A 2020 women’s leadership study from LeanIn.org and McKinsey & Co. found that American women held less than 40% of corporate management positions, and women continue to fight underrepresentation when it comes to board positions and CEO roles. They also face gender bias, harassment, and opposition to their management styles. Here’s how one Sloan alumna has pushed back on those statistics and used what she’s learned along the way to help those behind her.
Heidi Zak, MBA ’07, co-founder and co-CEO ThirdLove
Can you give an example of a time you’ve experienced or witnessed gender bias? How did it affect you professionally? What impact did it have on your job?
Raising money as a female founder is difficult. It’s challenging for anyone to get funding for a startup, but as a woman in a male-dominated industry, there’s an added degree of difficulty. I can still remember one particular pitch while raising money for ThirdLove. I show up to this meeting with my husband Dave, who also happens to be my co-founder. We give our pitch and feel pretty confident. Then, at the end of the meeting, the guy gets up and says “Sorry, but we only invest in businesses we understand.” Just a quick reminder that we make women’s underwear.
Certain industries are as male-dominated as ever. Where do you see progress in your own professional experience and how can we scale that throughout your industry?
There’s certainly more of a focus on gender balance and diversity across the board than there used to be. And that means female CEOs have the opportunity to sit on panels or speak at events where they might normally just have been among the audience. A major reason for this is because female CEOs offer unique perspectives on leadership and hiring diverse talent, and they help show the path for other women in the audience to becoming a CEO as well. The more representation of female leaders across all industries, the more we can encourage women earlier in their careers to see examples that fuel their own choices and career paths.
How do you support women coming up behind you?
At ThirdLove, our executive team is 67% women. And overall, the company is about 80% women. It’s interesting because we actually think about our diversity and our culture as it applies to hiring men. We make sure it’s inclusive, that men are comfortable in the environment, and that they’re spread out in teams across the organization.
I’ve come to realize that I personally wouldn’t have this opportunity to lead ThirdLove if it weren’t for the fearless female founders before me. That’s why I started angel investing in other female-founded companies a few years back, and I’m proud to be an investor in nine early-stage startups.
After I graduated from college, I was working as an investment banking analyst in New York.
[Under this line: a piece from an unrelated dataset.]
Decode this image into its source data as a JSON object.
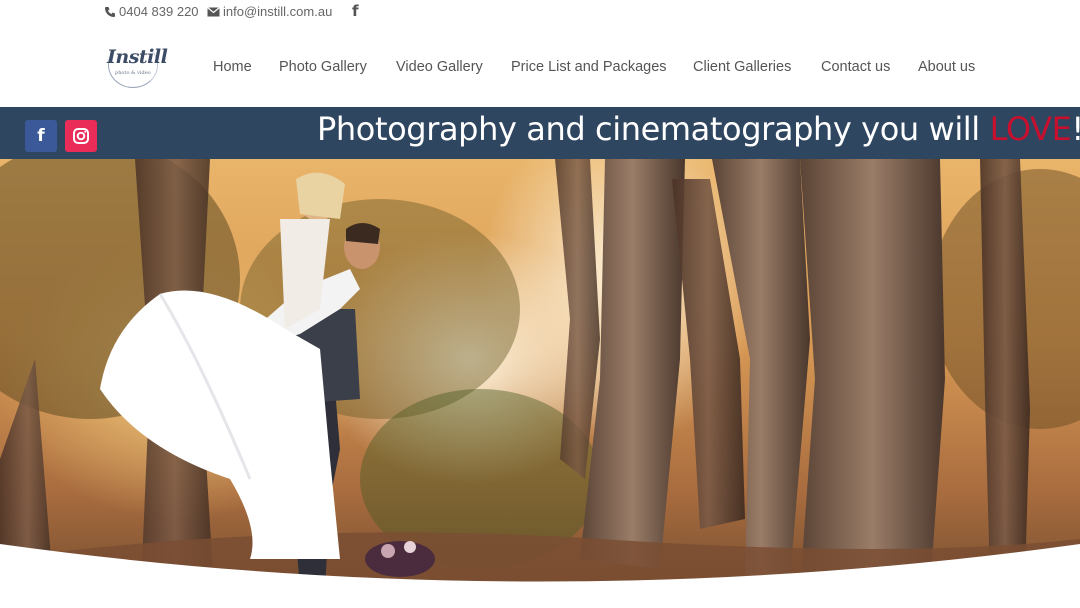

My manager was another young woman, Lisa, in her late 20s at the time. She wrote one of my recommendations for business school and helped me make some big decisions in my career and personal life, including encouraging me to get pregnant while in the early stages of building ThirdLove.
What is the most difficult lesson you’ve learned in your professional life? In what unexpected ways did you grow from it?
During my professional life at ThirdLove, I’ve learned quite a few lessons. For example, when we first started manufacturing, we took on way too much with an overly ambitious made-on-demand line. It backfired, and right before we were going to run out of money and lose it all, we totally changed our supply chain and manufacturing line based upon what we had learned. Today we produce hundreds of thousands of bras a month. So the lowest moment in my career proved to be the most meaningful, and allowed us to grow and scale.